update SINGAPORE--Trade promotion agency International Enterprise Singapore (IE Singapore) will lead 10 homegrown companies to the annual Consumer Electronics Show (CES) in Las Vegas later this month. The mega IT tradeshow will be a useful conduit to check out new innovations as well as grow their international presence, company executives note.
At a media preview here Thursday, Reginald Wee, group director for technology business at IE Singapore, said the U.S. market remains the gateway for new and innovative products to gain global recognition. "CES is an important avenue for Singapore consumer electronics players to showcase their innovations," he stated.
The government agency has been supporting local companies at CES since 2010, setting up meetings for them with its network of potential partners, distributors and suppliers.

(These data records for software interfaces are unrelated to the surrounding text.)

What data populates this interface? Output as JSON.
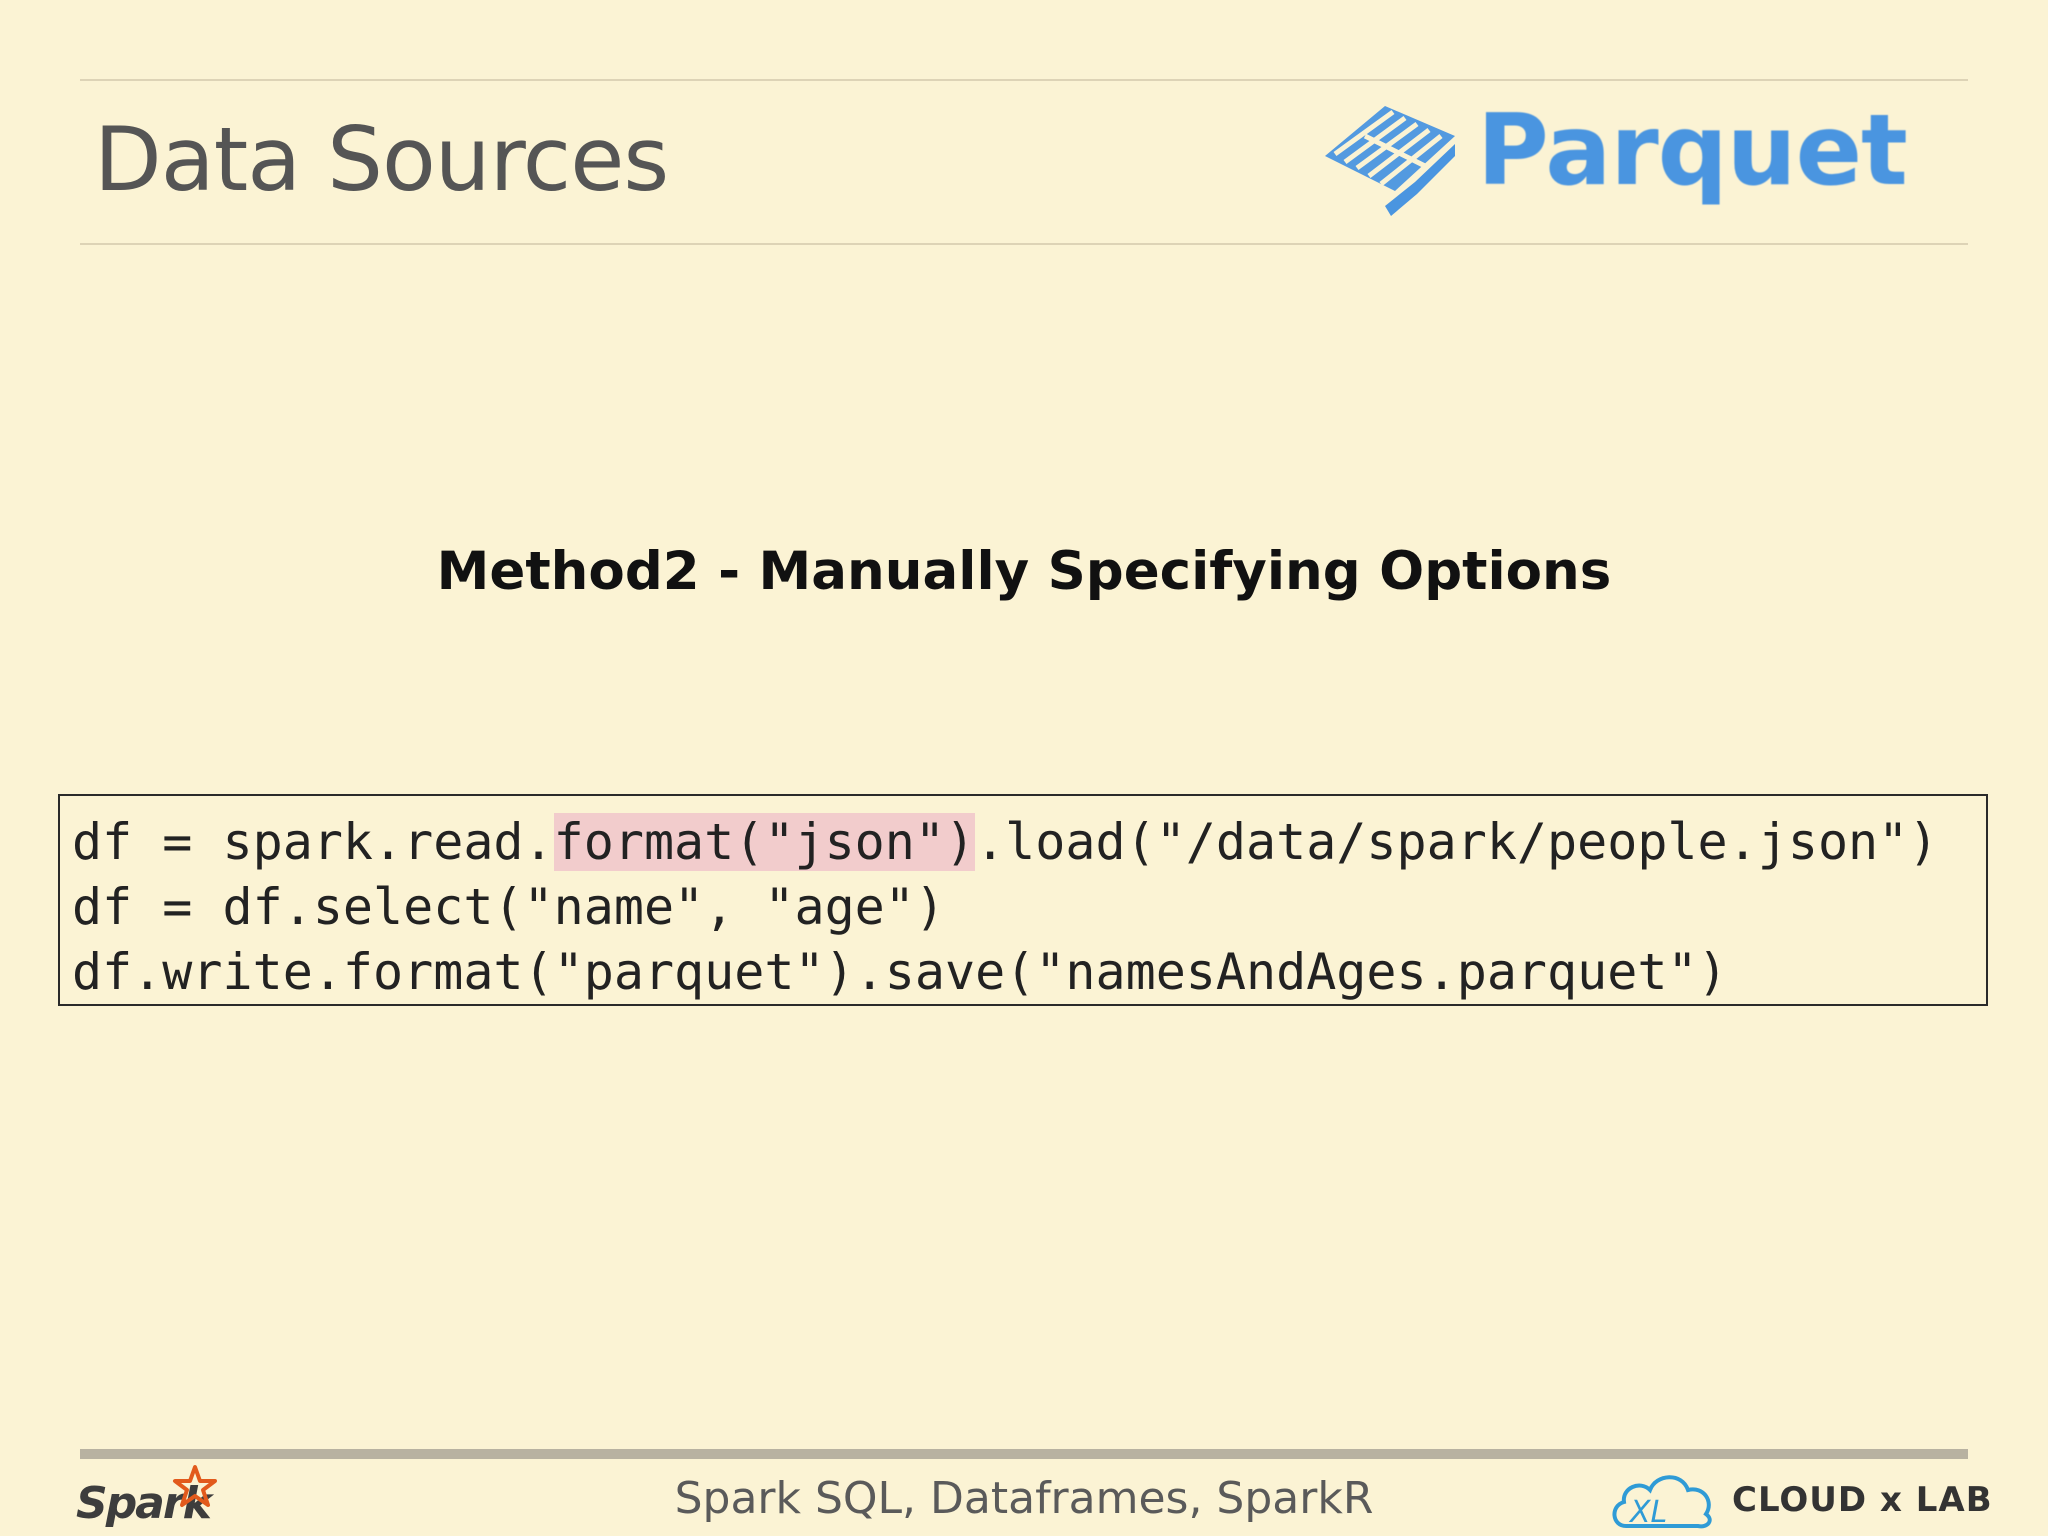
{
  "slide": {
    "title": "Data Sources",
    "heading": "Method2 - Manually Specifying Options"
  },
  "logos": {
    "parquet_text": "Parquet",
    "spark_text": "Spark",
    "cloudxlab_text": "CLOUD x LAB"
  },
  "code": {
    "line1_pre": "df = spark.read.",
    "line1_highlight": "format(\"json\")",
    "line1_post": ".load(\"/data/spark/people.json\")",
    "line2": "df = df.select(\"name\", \"age\")",
    "line3": "df.write.format(\"parquet\").save(\"namesAndAges.parquet\")"
  },
  "footer": {
    "title": "Spark SQL, Dataframes, SparkR"
  },
  "colors": {
    "background": "#fbf3d4",
    "parquet_blue": "#4a95e0",
    "highlight": "#f2cccc",
    "spark_orange": "#e25a1c"
  }
}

Kal Takru, co-founder and COO of iTwin, told ZDNet Asia at the sidelines of the event that for startups, CES is a "good platform [because] it allows happenstance and serendipity". This helps smaller companies to grow their business and international footprint, he added.
Takru said the main chunk of iTwin's revenue so far has been from distributors the company met at past CES events. The company first launched iTwin--a USB drive that allows secure data sharing between two online computers--in Singapore in 2010, before making its global debut at Las Vegas last year at CES.
The co-founder added that at this year's CES, the company will be introducing the iTwin Multi, a software update which will allow up to 20 computers to share data when online.
Jimmy Fong, CEO and executive chairman of EpiCentre, a local reseller of Apple products, said CES still attracts a lot of innovative small and midsize businesses (SMBs), and serves as a "good conduit for people to go and see new products".
Fong, who has attended the event since 2008, said he considers CES to be a platform to launch products from Singaporean brands--including EpiCentre's own iWorld range of electronics accessories--as well as to find new items to import for the Singapore market.
Asked if mega IT tradeshows such as CES are losing their relevance as more major vendors decide to stay away, iTwin's Takru replied it is not surprising that big companies want to "do their own shows" to unveil new products and services.
"Why dilute [the brand] or schedule product development according to [another party's] schedule? If a company was in Apple's or Microsoft's shoes, it'd do the same thing. [These companies] don't need CES," he explained.
Microsoft had recently announced it will be pulling out of CES after 2012, following other longstanding non-attendees Apple and Google.